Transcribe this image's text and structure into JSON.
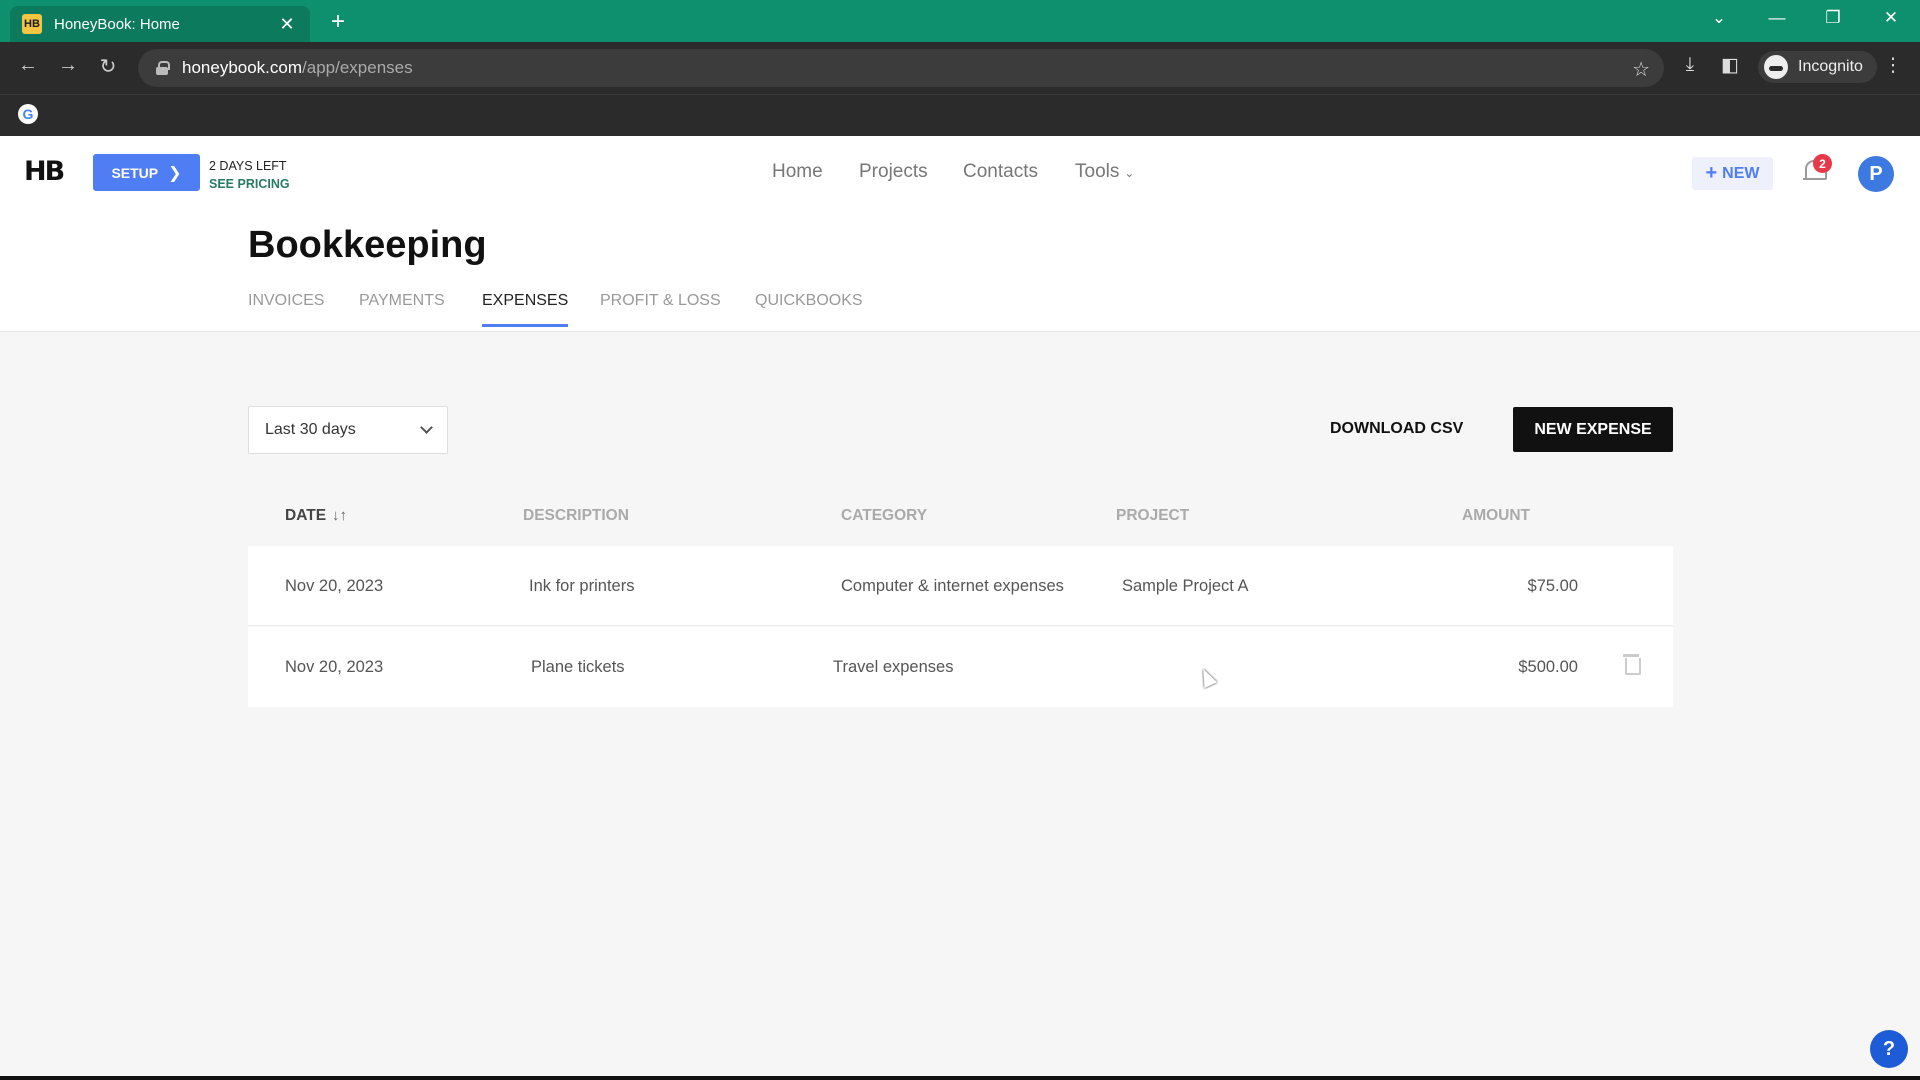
{
  "browser": {
    "tab_title": "HoneyBook: Home",
    "tab_favicon": "HB",
    "url_host": "honeybook.com",
    "url_path": "/app/expenses",
    "profile_label": "Incognito"
  },
  "header": {
    "logo": "HB",
    "setup_label": "SETUP",
    "trial_days": "2 DAYS LEFT",
    "trial_link": "SEE PRICING",
    "nav": {
      "home": "Home",
      "projects": "Projects",
      "contacts": "Contacts",
      "tools": "Tools"
    },
    "new_label": "NEW",
    "notification_count": "2",
    "avatar_initial": "P"
  },
  "page": {
    "title": "Bookkeeping",
    "tabs": {
      "invoices": "INVOICES",
      "payments": "PAYMENTS",
      "expenses": "EXPENSES",
      "profit_loss": "PROFIT & LOSS",
      "quickbooks": "QUICKBOOKS"
    },
    "active_tab": "EXPENSES"
  },
  "controls": {
    "range": "Last 30 days",
    "download_csv": "DOWNLOAD CSV",
    "new_expense": "NEW EXPENSE"
  },
  "table": {
    "headers": {
      "date": "DATE",
      "description": "DESCRIPTION",
      "category": "CATEGORY",
      "project": "PROJECT",
      "amount": "AMOUNT"
    },
    "rows": [
      {
        "date": "Nov 20, 2023",
        "description": "Ink for printers",
        "category": "Computer & internet expenses",
        "project": "Sample Project A",
        "amount": "$75.00"
      },
      {
        "date": "Nov 20, 2023",
        "description": "Plane tickets",
        "category": "Travel expenses",
        "project": "",
        "amount": "$500.00"
      }
    ]
  },
  "help_label": "?",
  "colors": {
    "accent": "#4f7df3",
    "browser_frame": "#0e8f6e",
    "badge": "#e8394a",
    "primary_button": "#111111"
  }
}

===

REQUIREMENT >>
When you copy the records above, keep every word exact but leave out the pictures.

OUTPUT OF THE EXERCISE >>
Transcribe this image's text and structure into JSON.
{
  "browser": {
    "tab_title": "HoneyBook: Home",
    "tab_favicon": "HB",
    "url_host": "honeybook.com",
    "url_path": "/app/expenses",
    "profile_label": "Incognito"
  },
  "header": {
    "logo": "HB",
    "setup_label": "SETUP",
    "trial_days": "2 DAYS LEFT",
    "trial_link": "SEE PRICING",
    "nav": {
      "home": "Home",
      "projects": "Projects",
      "contacts": "Contacts",
      "tools": "Tools"
    },
    "new_label": "NEW",
    "notification_count": "2",
    "avatar_initial": "P"
  },
  "page": {
    "title": "Bookkeeping",
    "tabs": {
      "invoices": "INVOICES",
      "payments": "PAYMENTS",
      "expenses": "EXPENSES",
      "profit_loss": "PROFIT & LOSS",
      "quickbooks": "QUICKBOOKS"
    },
    "active_tab": "EXPENSES"
  },
  "controls": {
    "range": "Last 30 days",
    "download_csv": "DOWNLOAD CSV",
    "new_expense": "NEW EXPENSE"
  },
  "table": {
    "headers": {
      "date": "DATE",
      "description": "DESCRIPTION",
      "category": "CATEGORY",
      "project": "PROJECT",
      "amount": "AMOUNT"
    },
    "rows": [
      {
        "date": "Nov 20, 2023",
        "description": "Ink for printers",
        "category": "Computer & internet expenses",
        "project": "Sample Project A",
        "amount": "$75.00"
      },
      {
        "date": "Nov 20, 2023",
        "description": "Plane tickets",
        "category": "Travel expenses",
        "project": "",
        "amount": "$500.00"
      }
    ]
  },
  "help_label": "?",
  "colors": {
    "accent": "#4f7df3",
    "browser_frame": "#0e8f6e",
    "badge": "#e8394a",
    "primary_button": "#111111"
  }
}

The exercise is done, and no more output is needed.